Lamentations 3:28

28 to sit alone in silence when the Lord has imposed it,

Lamentations 3:28 Meaning and Commentary

Lamentations 3:28

He sitteth alone
Retires from the world, and the men of it, who takes upon him the yoke of Christ; though he is not alone, but God, Father, Son, and Spirit, are with him; and he is with the saints, the excellent of the earth, and has communion with them; and so he is that under the afflicting hand of God bears it patiently, and does not run from place to place complaining of it, but sits still, and considers the cause, end, and use of it. Some render the words in connection with the preceding, it is good "that he sit alone" F2; it is good for a man to be alone; in his closet, praying to God; in his house or chamber, reading the word of God; in the field, or elsewhere, meditating upon it, and upon the works of God, of nature, providence, and grace: and keepeth silence, because he hath borne [it] on him:
or, "took it on him"; either because he took it upon him willingly, and therefore should bear it patiently; or because he (God) hath put it upon him F3, and therefore should be silent, and not murmur and repine, since he hath done it, ( Psalms 39:9 ) .


F2 (ddb bvy) "ut sedeat solus", Gataker.
F3 (wyle ljn) "projecit super ipsum", Tigurine version; "sub. Dominus", Vatablus; "quod imposuerit ipsi Deus", Junius & Tremellius, Michaelis.

Lamentations 3:28 In-Context

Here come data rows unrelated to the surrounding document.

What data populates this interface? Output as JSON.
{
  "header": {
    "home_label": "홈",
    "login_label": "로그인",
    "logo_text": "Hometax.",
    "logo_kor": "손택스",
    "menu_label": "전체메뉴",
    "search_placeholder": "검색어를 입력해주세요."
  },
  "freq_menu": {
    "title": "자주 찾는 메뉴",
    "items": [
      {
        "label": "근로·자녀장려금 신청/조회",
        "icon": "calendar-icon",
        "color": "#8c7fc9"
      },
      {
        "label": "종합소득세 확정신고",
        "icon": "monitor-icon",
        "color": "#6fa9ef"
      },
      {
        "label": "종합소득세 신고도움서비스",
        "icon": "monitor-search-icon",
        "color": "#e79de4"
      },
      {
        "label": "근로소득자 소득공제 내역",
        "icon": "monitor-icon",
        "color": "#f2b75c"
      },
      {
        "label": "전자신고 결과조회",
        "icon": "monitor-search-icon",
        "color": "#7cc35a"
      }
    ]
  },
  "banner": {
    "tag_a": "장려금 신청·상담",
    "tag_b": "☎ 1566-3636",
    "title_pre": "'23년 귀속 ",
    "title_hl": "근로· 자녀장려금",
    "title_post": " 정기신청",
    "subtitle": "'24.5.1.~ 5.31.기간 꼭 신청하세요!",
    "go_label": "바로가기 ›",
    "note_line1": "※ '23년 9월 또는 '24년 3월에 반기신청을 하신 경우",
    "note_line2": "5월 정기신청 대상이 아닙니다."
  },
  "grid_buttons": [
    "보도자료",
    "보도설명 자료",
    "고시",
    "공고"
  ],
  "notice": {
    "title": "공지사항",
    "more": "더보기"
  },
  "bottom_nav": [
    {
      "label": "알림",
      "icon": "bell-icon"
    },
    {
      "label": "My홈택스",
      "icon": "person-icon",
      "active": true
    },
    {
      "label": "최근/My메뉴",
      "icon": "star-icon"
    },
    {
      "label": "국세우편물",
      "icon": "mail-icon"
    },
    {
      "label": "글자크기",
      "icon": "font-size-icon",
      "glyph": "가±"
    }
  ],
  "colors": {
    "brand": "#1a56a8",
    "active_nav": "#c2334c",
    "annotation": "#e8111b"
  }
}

26 It is good that one should wait quietly for the salvation of the Lord.
27 It is good for one to bear the yoke in youth,
28 to sit alone in silence when the Lord has imposed it,
29 to put one's mouth to the dust (there may yet be hope),
30 to give one's cheek to the smiter, and be filled with insults.